How has the experience of speaking digitally been different than being there in person? Have you talked to the same audiences and do you get the same sense of connection?
I’ve done groups as big as 250,000 in China, [and as small] as a dozen. And obviously it’s not like being there in person, but I feel like the technology has gotten better and I’ve gotten better, so that I can communicate my thoughts in ways that audiences still find compelling. It depends on the group and the size and frankly sometimes the technology. But when you get it right, it can feel about 80 percent as good as being there.
And frankly from a speaker’s point of view, it’s 100 percent less stress on my body. So, I’ve done webinars from Australia to India to China to all over the Middle East; I’ve taught classes. I’ve been able to actually do a lot more things. And again, they’re not like being there — I can’t roam around, look you in the eye, notice your arched eyebrows or your quizzical look so easily — but it’s about 80 percent as good.
So, I see these as increasingly being part of my future. I can imagine the future, frankly, from a speaker’s point of view, where I’d have one rate if you want me in person and one rate if you want me as a webinar.
When you spoke earlier this year to the Eisenhower Fellowships Annual Meeting, you called trust “the only legal performance-enhancing drug.” Could you talk about the future of trust?
Well, that was a quote from my teacher Dov Seidman. And trust really is the only legal performance-enhancing drug — people can go so fast when there’s trust in the room. Because trust is like a hard floor: You can dunk a basketball if you’re even a short person off a hard floor. The absence of trust is like the Syrian desert. You can’t jump a millimeter. And so it’s hard to build trust in a pandemic, but the non-authoritarian countries that are doing well are pretty high-trust societies — South Korea, for instance. When people trust each other, they can go very fast, very far. When they don’t trust each other, you really can’t go very far. … And look at Washington, D.C., right now and how hobbled we are.
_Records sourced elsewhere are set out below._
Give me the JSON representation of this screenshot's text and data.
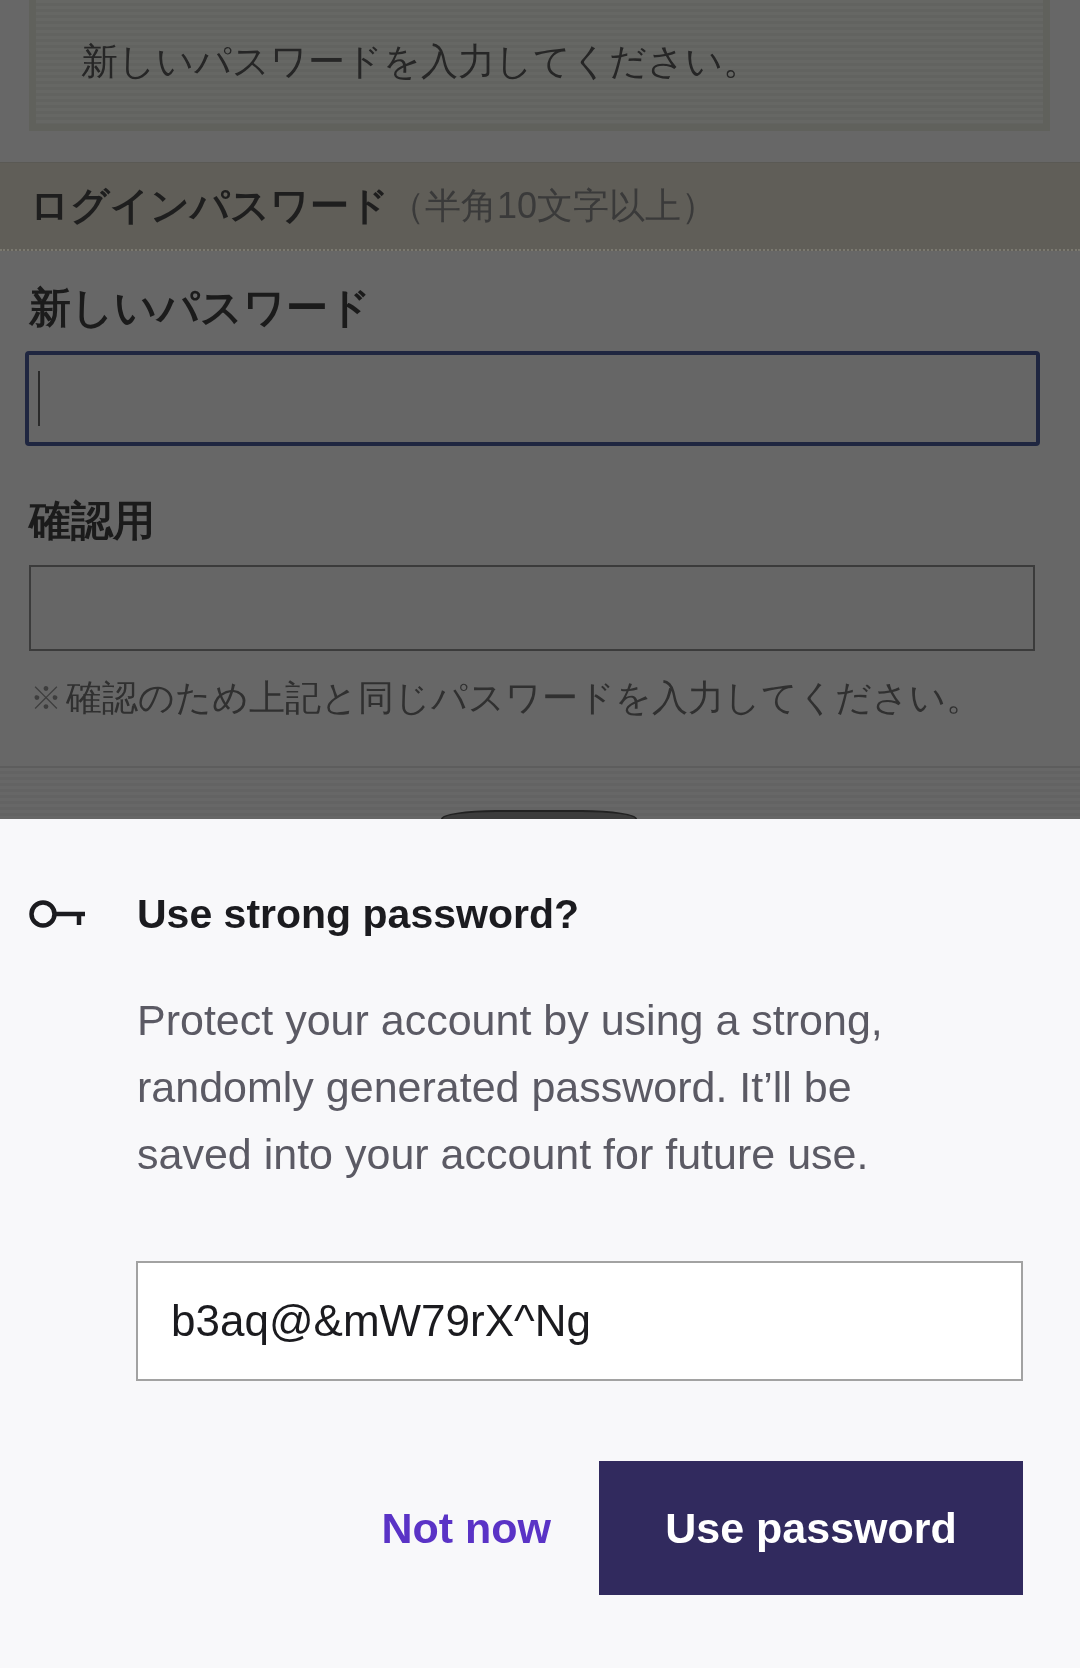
{
  "notice": {
    "text": "新しいパスワードを入力してください。"
  },
  "section": {
    "title": "ログインパスワード",
    "hint": "（半角10文字以上）"
  },
  "fields": [
    {
      "label": "新しいパスワード",
      "focused": true
    },
    {
      "label": "確認用",
      "focused": false
    }
  ],
  "note": {
    "mark": "※",
    "text": "確認のため上記と同じパスワードを入力してください。"
  },
  "dialog": {
    "title": "Use strong password?",
    "body": "Protect your account by using a strong, randomly generated password. It’ll be saved into your account for future use.",
    "password": "b3aq@&mW79rX^Ng",
    "buttons": [
      {
        "label": "Not now",
        "kind": "text"
      },
      {
        "label": "Use password",
        "kind": "filled"
      }
    ]
  }
}
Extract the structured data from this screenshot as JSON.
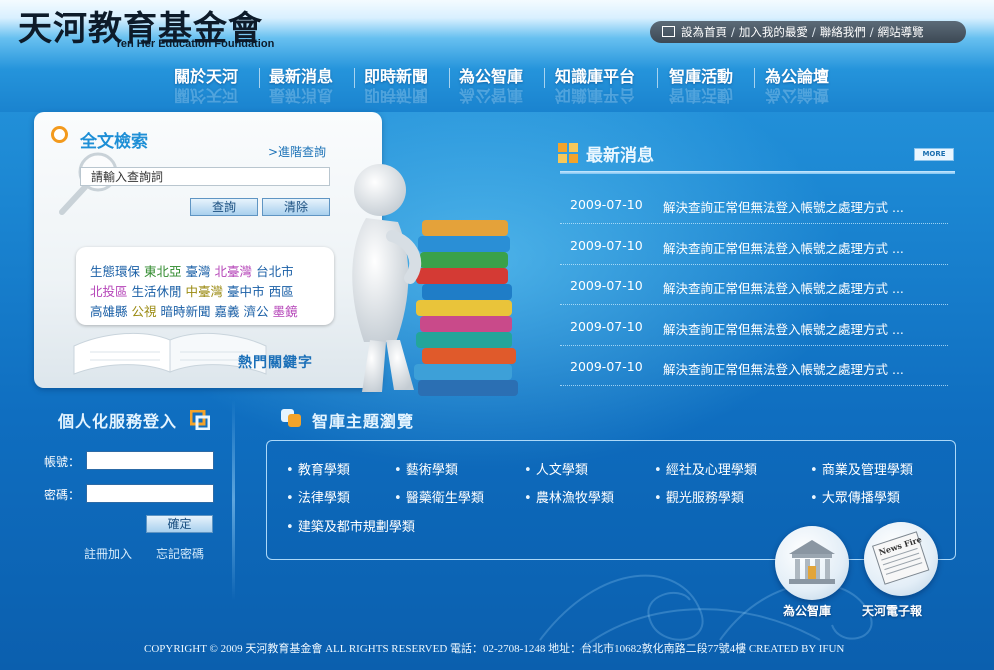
{
  "header": {
    "logo_text": "天河教育基金會",
    "logo_text_en": "Ten Her Education Foundation",
    "top_links": [
      "設為首頁",
      "加入我的最愛",
      "聯絡我們",
      "網站導覽"
    ],
    "top_link_separator": "/",
    "nav": [
      "關於天河",
      "最新消息",
      "即時新聞",
      "為公智庫",
      "知識庫平台",
      "智庫活動",
      "為公論壇"
    ]
  },
  "search": {
    "title": "全文檢索",
    "advanced_link": ">進階查詢",
    "input_value": "請輸入查詢詞",
    "search_button": "查詢",
    "clear_button": "清除",
    "hot_keywords_label": "熱門關鍵字",
    "keywords": [
      {
        "text": "生態環保",
        "color": "#1a5fa6"
      },
      {
        "text": "東北亞",
        "color": "#2f8a2c"
      },
      {
        "text": "臺灣",
        "color": "#1a5fa6"
      },
      {
        "text": "北臺灣",
        "color": "#b544b8"
      },
      {
        "text": "台北市",
        "color": "#1a5fa6"
      },
      {
        "text": "北投區",
        "color": "#b544b8"
      },
      {
        "text": "生活休閒",
        "color": "#1a5fa6"
      },
      {
        "text": "中臺灣",
        "color": "#9a8a10"
      },
      {
        "text": "臺中市",
        "color": "#1a5fa6"
      },
      {
        "text": "西區",
        "color": "#1a5fa6"
      },
      {
        "text": "高雄縣",
        "color": "#1a5fa6"
      },
      {
        "text": "公視",
        "color": "#9a8a10"
      },
      {
        "text": "暗時新聞",
        "color": "#1a5fa6"
      },
      {
        "text": "嘉義",
        "color": "#1a5fa6"
      },
      {
        "text": "濟公",
        "color": "#1a5fa6"
      },
      {
        "text": "墨鏡",
        "color": "#b544b8"
      }
    ]
  },
  "news": {
    "title": "最新消息",
    "more_label": "MORE",
    "items": [
      {
        "date": "2009-07-10",
        "title": "解決查詢正常但無法登入帳號之處理方式 ..."
      },
      {
        "date": "2009-07-10",
        "title": "解決查詢正常但無法登入帳號之處理方式 ..."
      },
      {
        "date": "2009-07-10",
        "title": "解決查詢正常但無法登入帳號之處理方式 ..."
      },
      {
        "date": "2009-07-10",
        "title": "解決查詢正常但無法登入帳號之處理方式 ..."
      },
      {
        "date": "2009-07-10",
        "title": "解決查詢正常但無法登入帳號之處理方式 ..."
      }
    ]
  },
  "login": {
    "title": "個人化服務登入",
    "account_label": "帳號：",
    "password_label": "密碼：",
    "confirm_button": "確定",
    "register_link": "註冊加入",
    "forgot_link": "忘記密碼"
  },
  "topics": {
    "title": "智庫主題瀏覽",
    "items": [
      "教育學類",
      "藝術學類",
      "人文學類",
      "經社及心理學類",
      "商業及管理學類",
      "法律學類",
      "醫藥衛生學類",
      "農林漁牧學類",
      "觀光服務學類",
      "大眾傳播學類",
      "建築及都市規劃學類"
    ]
  },
  "quick_links": {
    "think_tank_label": "為公智庫",
    "enews_label": "天河電子報",
    "newspaper_text": "News Fire"
  },
  "footer": {
    "text": "COPYRIGHT © 2009 天河教育基金會 ALL RIGHTS RESERVED 電話：02-2708-1248  地址：台北市10682敦化南路二段77號4樓 CREATED BY IFUN"
  },
  "colors": {
    "accent": "#1e8fd6",
    "orange": "#f39a1d"
  }
}
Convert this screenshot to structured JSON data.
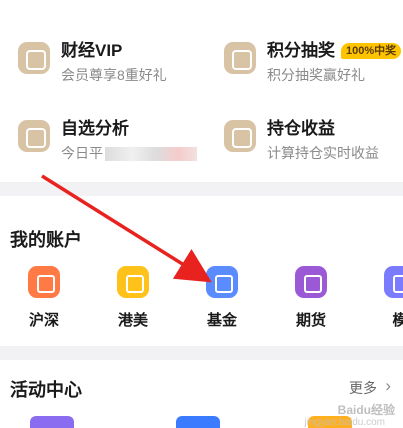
{
  "features": [
    {
      "title": "财经VIP",
      "sub": "会员尊享8重好礼",
      "badge": "",
      "icon": "vip-icon"
    },
    {
      "title": "积分抽奖",
      "sub": "积分抽奖赢好礼",
      "badge": "100%中奖",
      "icon": "lottery-icon"
    },
    {
      "title": "自选分析",
      "sub": "今日平",
      "badge": "",
      "icon": "analysis-icon"
    },
    {
      "title": "持仓收益",
      "sub": "计算持仓实时收益",
      "badge": "",
      "icon": "holdings-icon"
    }
  ],
  "accounts": {
    "title": "我的账户",
    "items": [
      {
        "label": "沪深",
        "color": "#ff7a45",
        "icon": "hushen-icon"
      },
      {
        "label": "港美",
        "color": "#ffc21a",
        "icon": "gangmei-icon"
      },
      {
        "label": "基金",
        "color": "#5b8cff",
        "icon": "fund-icon"
      },
      {
        "label": "期货",
        "color": "#9b59d6",
        "icon": "futures-icon"
      },
      {
        "label": "模",
        "color": "#7b7bff",
        "icon": "simulation-icon"
      }
    ]
  },
  "activity": {
    "title": "活动中心",
    "more": "更多"
  },
  "watermark": {
    "line1": "Baidu经验",
    "line2": "jingyan.baidu.com"
  },
  "colors": {
    "arrow": "#e8231f",
    "feature_icon": "#d8c3a5"
  }
}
Do you think there is a pent-up need for people to go and see each other?
I really do think there will be. I certainly feel it myself. I miss my friends. I miss my contacts. I miss going and smelling and feeling and touching and eating and tasting. So, all of those things, definitely.
Do you miss going to conferences?
I wouldn’t do it if I didn’t enjoy them, because you learn a ton. Some of my best insights have come from speaking to people and then afterwards interacting with them. Somebody comes up and says, “I’m in this business or I’m in that business.” Or “That point you made — I actually started a company that’s working on that.” And suddenly, wow, you have a new source. So, all those serendipitous things you can’t do now, that I certainly miss.
Barbara Palmer is deputy editor of Convene.